Flood management improvements
After the flood event of 2016, the South Australian Government looked at how flood management could be improved and how to address the recommendations of the Independent Review of the Extreme Weather Event South Australia 29 September-5 October 2016 (Burns Review).
Gawler River Flood Management
The Gawler River catchment was one of the hardest hit areas in the 2016 flood event.
To manage future flood risk, the South Australian Government is investing $9 million between 2020 to 2023 in 4 projects:
- Hillier fire ground rehabilitation works to remove weeds and fallen trees to reduce the likelihood of blockages in the river channel
- Carmelo and Park Roads drain to be built to enable excess water to drain away more quickly
- Improved flood forecasting and warning via new and improved monitoring systems
- River survey, levee repair and vegetation management to improve the river’s capacity to carry water.
This is a collaborative project being delivered with other state government agencies, Adelaide Hills Council, Adelaide Plains Council, Barossa Council, City of Playford, Town of Gawler, Light Regional Council, and the Gawler River Floodplain Management Authority.
This map shows the project locations in the Gawler system:
Newsletters and information sheets
- Gawler River Flood Management: Information for residents and stakeholders (January 2022)
- Hillier fire ground rehabilitation works, Project Update (April 2022)
- Hillier fire ground rehabilitation works, Project update (Dec 2022)
- Information Sheet – River survey, levee repair and vegetation management (English version)
- Information Sheet – River survey, levee repair and vegetation management (Vietnamese version)
- Information Sheet – River survey, levee repair and vegetation management – October 2022 project update
Levee bank management
Levee banks are artificially raised or constructed embankments or walls that reduce the likelihood of flooding during high flow events in a watercourse.

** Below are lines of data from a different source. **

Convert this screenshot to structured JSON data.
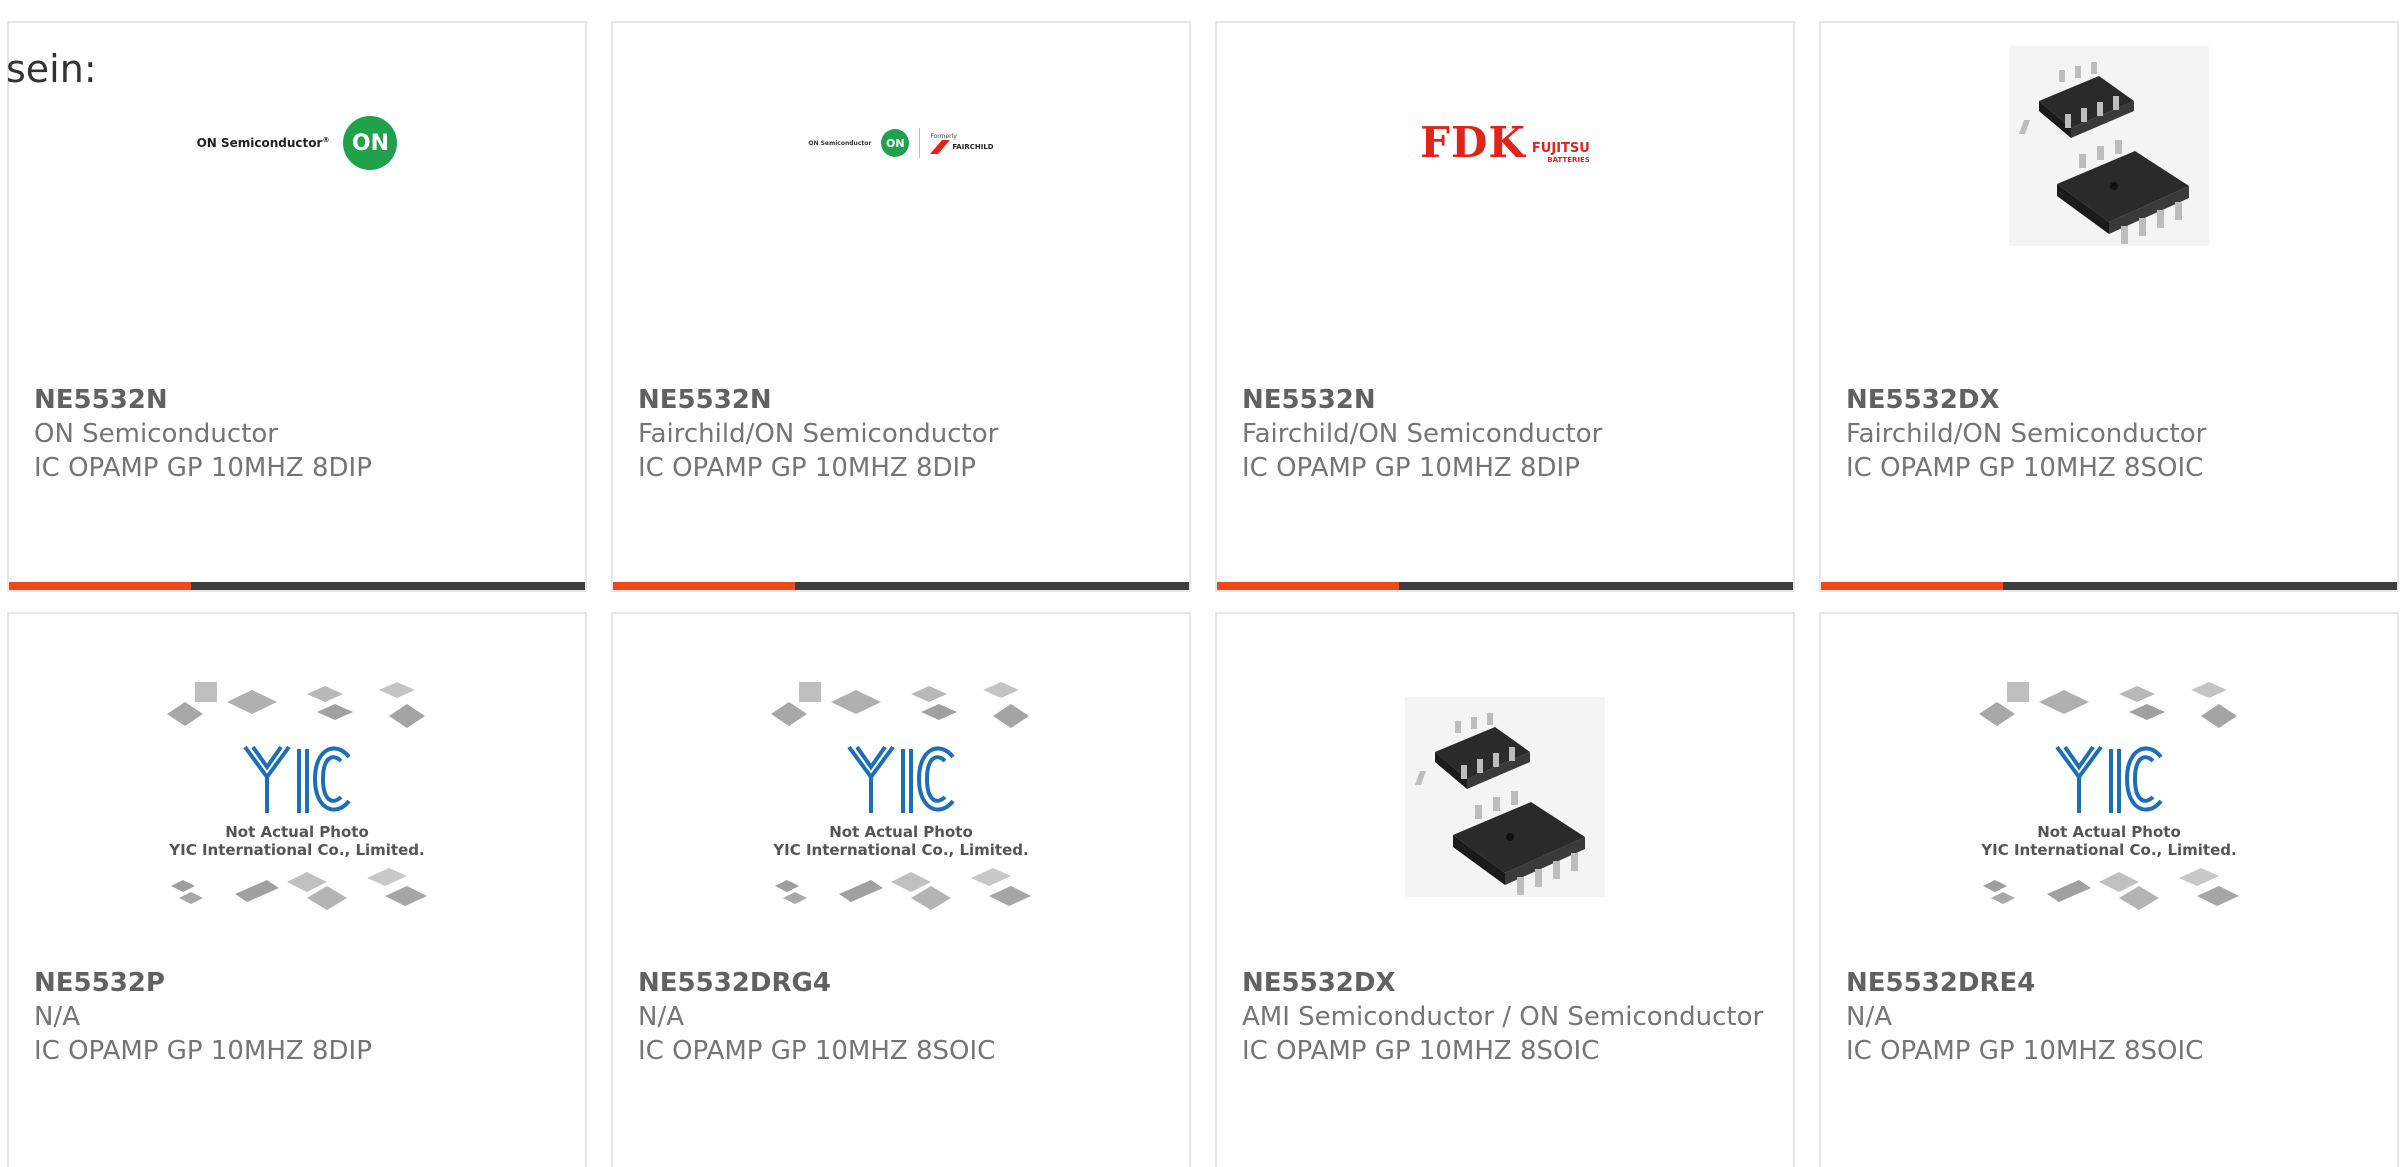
{
  "header": {
    "label": "sein:"
  },
  "colors": {
    "accent": "#ee4a19",
    "bar_dark": "#3d3d3d",
    "card_border": "#e6e6e6",
    "text": "#757575",
    "title": "#616161",
    "on_green": "#20a14c",
    "fdk_red": "#e2231a",
    "chip_dark": "#2a2a2a",
    "yic_blue": "#1c6fb7"
  },
  "cards": [
    {
      "part_number": "NE5532N",
      "manufacturer": "ON Semiconductor",
      "description": "IC OPAMP GP 10MHZ 8DIP",
      "image": "on-semiconductor-logo",
      "logo_text": "ON Semiconductor",
      "logo_reg": "®",
      "logo_badge": "ON",
      "show_bar": true
    },
    {
      "part_number": "NE5532N",
      "manufacturer": "Fairchild/ON Semiconductor",
      "description": "IC OPAMP GP 10MHZ 8DIP",
      "image": "fairchild-on-logo",
      "logo_text": "ON Semiconductor",
      "logo_badge": "ON",
      "logo_formerly": "Formerly",
      "logo_fairchild": "FAIRCHILD",
      "show_bar": true
    },
    {
      "part_number": "NE5532N",
      "manufacturer": "Fairchild/ON Semiconductor",
      "description": "IC OPAMP GP 10MHZ 8DIP",
      "image": "fdk-fujitsu-logo",
      "logo_main": "FDK",
      "logo_fujitsu": "FUJITSU",
      "logo_batteries": "BATTERIES",
      "show_bar": true
    },
    {
      "part_number": "NE5532DX",
      "manufacturer": "Fairchild/ON Semiconductor",
      "description": "IC OPAMP GP 10MHZ 8SOIC",
      "image": "soic-8-chip-photo",
      "show_bar": true
    },
    {
      "part_number": "NE5532P",
      "manufacturer": "N/A",
      "description": "IC OPAMP GP 10MHZ 8DIP",
      "image": "yic-placeholder",
      "placeholder_line1": "Not Actual Photo",
      "placeholder_line2": "YIC International Co., Limited.",
      "show_bar": false
    },
    {
      "part_number": "NE5532DRG4",
      "manufacturer": "N/A",
      "description": "IC OPAMP GP 10MHZ 8SOIC",
      "image": "yic-placeholder",
      "placeholder_line1": "Not Actual Photo",
      "placeholder_line2": "YIC International Co., Limited.",
      "show_bar": false
    },
    {
      "part_number": "NE5532DX",
      "manufacturer": "AMI Semiconductor / ON Semiconductor",
      "description": "IC OPAMP GP 10MHZ 8SOIC",
      "image": "soic-8-chip-photo",
      "show_bar": false
    },
    {
      "part_number": "NE5532DRE4",
      "manufacturer": "N/A",
      "description": "IC OPAMP GP 10MHZ 8SOIC",
      "image": "yic-placeholder",
      "placeholder_line1": "Not Actual Photo",
      "placeholder_line2": "YIC International Co., Limited.",
      "show_bar": false
    }
  ]
}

They are a type of flood mitigation infrastructure.
The South Australian Government reviewed how the management of levee banks could be improved in South Australia. See the 2020 position paper in response to the Burns Review:

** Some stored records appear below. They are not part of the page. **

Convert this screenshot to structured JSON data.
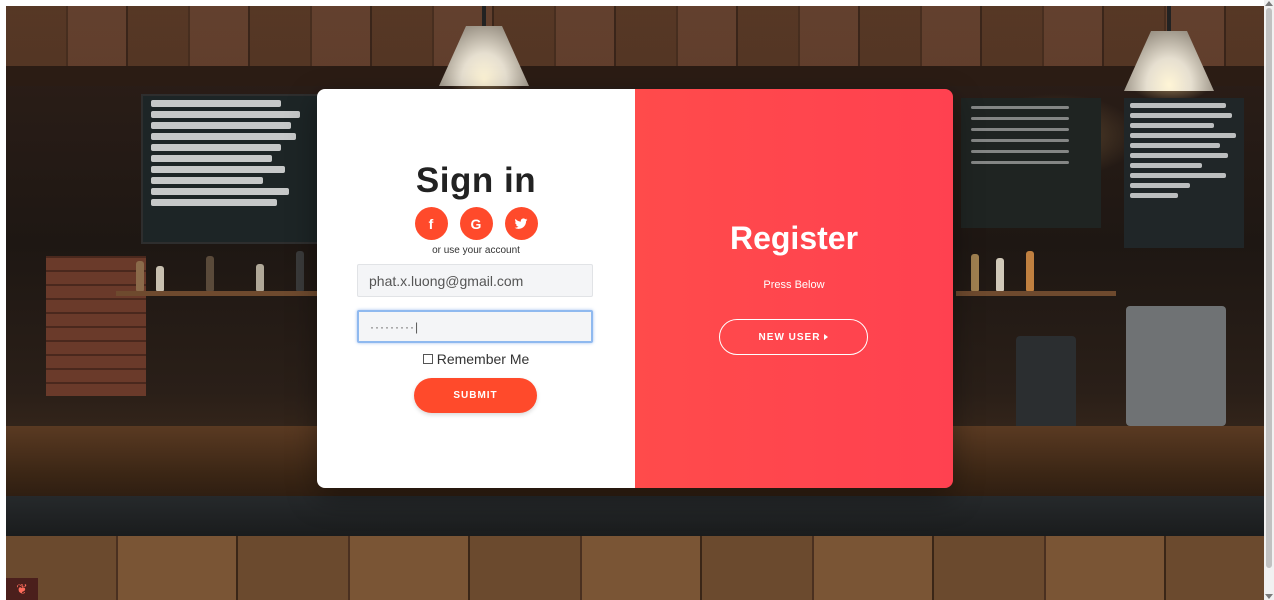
{
  "signin": {
    "title": "Sign in",
    "social_buttons": [
      {
        "icon": "facebook-icon",
        "glyph": "f"
      },
      {
        "icon": "google-icon",
        "glyph": "G"
      },
      {
        "icon": "twitter-icon",
        "glyph": ""
      }
    ],
    "alt_text": "or use your account",
    "email_value": "phat.x.luong@gmail.com",
    "password_value": "·········|",
    "remember_label": "Remember Me",
    "remember_checked": false,
    "submit_label": "SUBMIT"
  },
  "register": {
    "title": "Register",
    "subtitle": "Press Below",
    "new_user_label": "NEW USER"
  },
  "colors": {
    "accent": "#ff4a2b",
    "register_bg": "#ff4b4b",
    "card_bg": "#ffffff"
  }
}
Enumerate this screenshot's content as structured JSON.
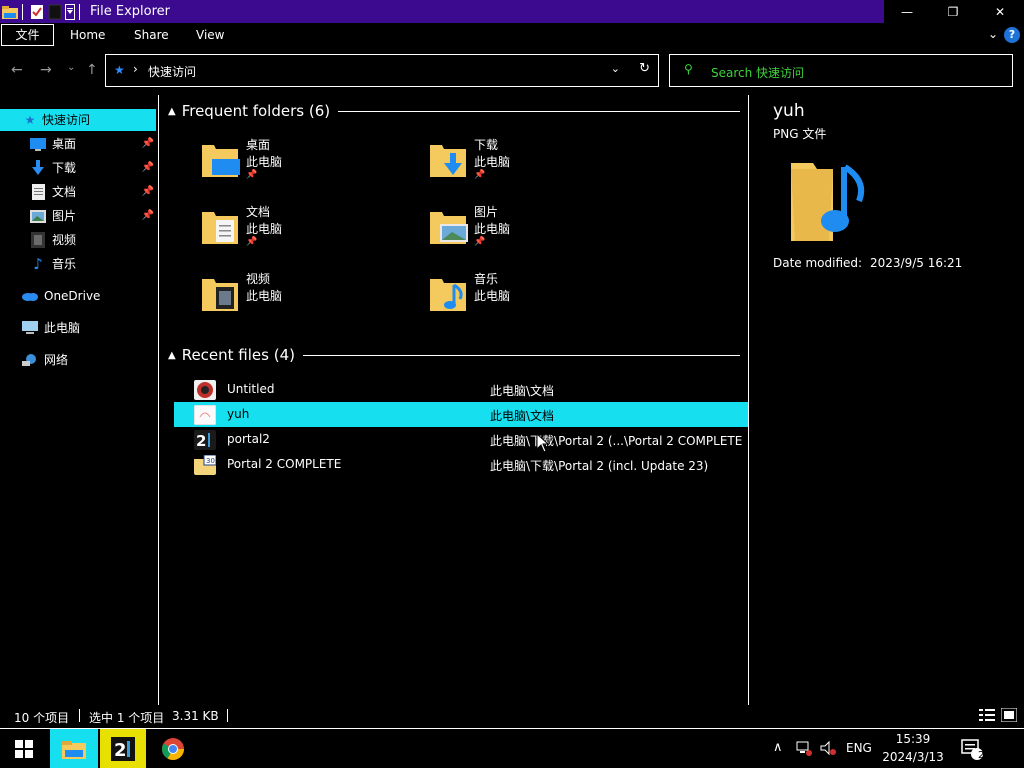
{
  "window": {
    "title": "File Explorer",
    "controls": {
      "minimize": "—",
      "maximize": "❐",
      "close": "✕"
    }
  },
  "ribbon": {
    "tabs": [
      "文件",
      "Home",
      "Share",
      "View"
    ],
    "help": "?"
  },
  "address": {
    "path": "快速访问",
    "search_placeholder": "Search 快速访问"
  },
  "nav": {
    "quick_access": "快速访问",
    "items": [
      {
        "label": "桌面",
        "icon": "desktop-icon",
        "pinned": true
      },
      {
        "label": "下载",
        "icon": "download-icon",
        "pinned": true
      },
      {
        "label": "文档",
        "icon": "document-icon",
        "pinned": true
      },
      {
        "label": "图片",
        "icon": "picture-icon",
        "pinned": true
      },
      {
        "label": "视频",
        "icon": "video-icon",
        "pinned": false
      },
      {
        "label": "音乐",
        "icon": "music-icon",
        "pinned": false
      }
    ],
    "onedrive": "OneDrive",
    "this_pc": "此电脑",
    "network": "网络"
  },
  "frequent": {
    "header": "Frequent folders (6)",
    "folders": [
      {
        "name": "桌面",
        "location": "此电脑",
        "pinned": true,
        "icon": "desktop-folder-icon"
      },
      {
        "name": "下载",
        "location": "此电脑",
        "pinned": true,
        "icon": "download-folder-icon"
      },
      {
        "name": "文档",
        "location": "此电脑",
        "pinned": true,
        "icon": "document-folder-icon"
      },
      {
        "name": "图片",
        "location": "此电脑",
        "pinned": true,
        "icon": "picture-folder-icon"
      },
      {
        "name": "视频",
        "location": "此电脑",
        "pinned": false,
        "icon": "video-folder-icon"
      },
      {
        "name": "音乐",
        "location": "此电脑",
        "pinned": false,
        "icon": "music-folder-icon"
      }
    ]
  },
  "recent": {
    "header": "Recent files (4)",
    "files": [
      {
        "name": "Untitled",
        "path": "此电脑\\文档",
        "selected": false,
        "icon": "image-file-icon"
      },
      {
        "name": "yuh",
        "path": "此电脑\\文档",
        "selected": true,
        "icon": "png-file-icon"
      },
      {
        "name": "portal2",
        "path": "此电脑\\下载\\Portal 2 (...\\Portal 2 COMPLETE",
        "selected": false,
        "icon": "portal2-icon"
      },
      {
        "name": "Portal 2 COMPLETE",
        "path": "此电脑\\下载\\Portal 2 (incl. Update 23)",
        "selected": false,
        "icon": "shortcut-folder-icon"
      }
    ]
  },
  "preview": {
    "title": "yuh",
    "type": "PNG 文件",
    "date_label": "Date modified:",
    "date_value": "2023/9/5 16:21"
  },
  "status": {
    "item_count": "10 个项目",
    "selection": "选中 1 个项目",
    "size": "3.31 KB"
  },
  "taskbar": {
    "time": "15:39",
    "date": "2024/3/13",
    "lang": "ENG",
    "notifications": "2"
  },
  "colors": {
    "titlebar": "#3b0a8f",
    "selection": "#16e0f0",
    "search_text": "#3fd13f",
    "folder_yellow": "#f4c95d",
    "accent_blue": "#1e8cf0"
  }
}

Levee banks exist in many parts of South Australia, for example:
- extensive levee banks on the River Murray at Renmark and the lower River Murray, and smaller sections at Paringa, Lyrup and Berri
- levee banks on the Gawler River, Little Para River, Dry Creek, Onkaparinga River, River Torrens, Hindmarsh River, and in the South East of the state as part of the South Eastern Water Conservation and Drainage Scheme.

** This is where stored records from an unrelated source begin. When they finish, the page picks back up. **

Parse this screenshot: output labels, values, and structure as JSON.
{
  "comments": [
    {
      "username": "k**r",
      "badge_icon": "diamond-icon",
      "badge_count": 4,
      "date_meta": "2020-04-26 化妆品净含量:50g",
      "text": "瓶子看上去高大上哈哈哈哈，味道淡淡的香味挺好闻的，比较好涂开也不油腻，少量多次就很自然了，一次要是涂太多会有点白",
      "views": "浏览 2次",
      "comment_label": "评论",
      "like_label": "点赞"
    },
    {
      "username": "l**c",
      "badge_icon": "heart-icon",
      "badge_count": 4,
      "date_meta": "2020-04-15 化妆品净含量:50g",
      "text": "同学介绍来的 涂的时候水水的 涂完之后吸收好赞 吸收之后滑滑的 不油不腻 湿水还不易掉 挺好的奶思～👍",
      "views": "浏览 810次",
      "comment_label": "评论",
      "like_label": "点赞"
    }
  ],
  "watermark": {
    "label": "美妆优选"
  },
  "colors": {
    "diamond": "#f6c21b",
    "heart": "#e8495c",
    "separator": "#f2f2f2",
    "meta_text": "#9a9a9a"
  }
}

Key actions of the position paper are to document existing levee banks, establish a planning process to identify priority levee banks and determine formal management arrangements, and plan and seek funding for levee bank works needed.
Dam safety management
During the 2016 flood event, it was clear that the design and maintenance of South Australia’s irrigation, domestic and similar dams were often inadequate. Spillways are often non-existent or inadequate for containing flood waters and many dam walls have structural issues. A significant number of dams failed or threatened to fail during this event.
The South Australian Government reviewed how dam safety management could be improved in South Australia. See the 2020 position paper in response to the Burns Review:
Note that SA Water reservoirs, tailings dams and some wastewater storage and evaporation lagoons were not in-scope for the review.
Key actions of the position paper include an annual dam safety awareness campaign for dam owners and as needed for SES volunteers, developing a dam failure risk rating method, developing a pilot register for one or more catchments in the Mt Lofty Ranges. Funding will need to be secured for some of the actions.
Flood Hazard Mapping and Assessment Project
This $3 million Hazard mapping project, being led by the Attorney-General’s Department – Planning and Land Use Services (AGD-PLUS) is producing additional flood studies, expanded outputs from existing flood studies, LIDAR, and improved flood policies in the Planning and Design Code (the Code).
The aim is to provide a more contemporary and consistent approach for planning decisions and emergency management. The mapping will be fit for purpose and easily understood, enabling the planning process to be quicker and simpler and ensuring that developments consider the risk of flood.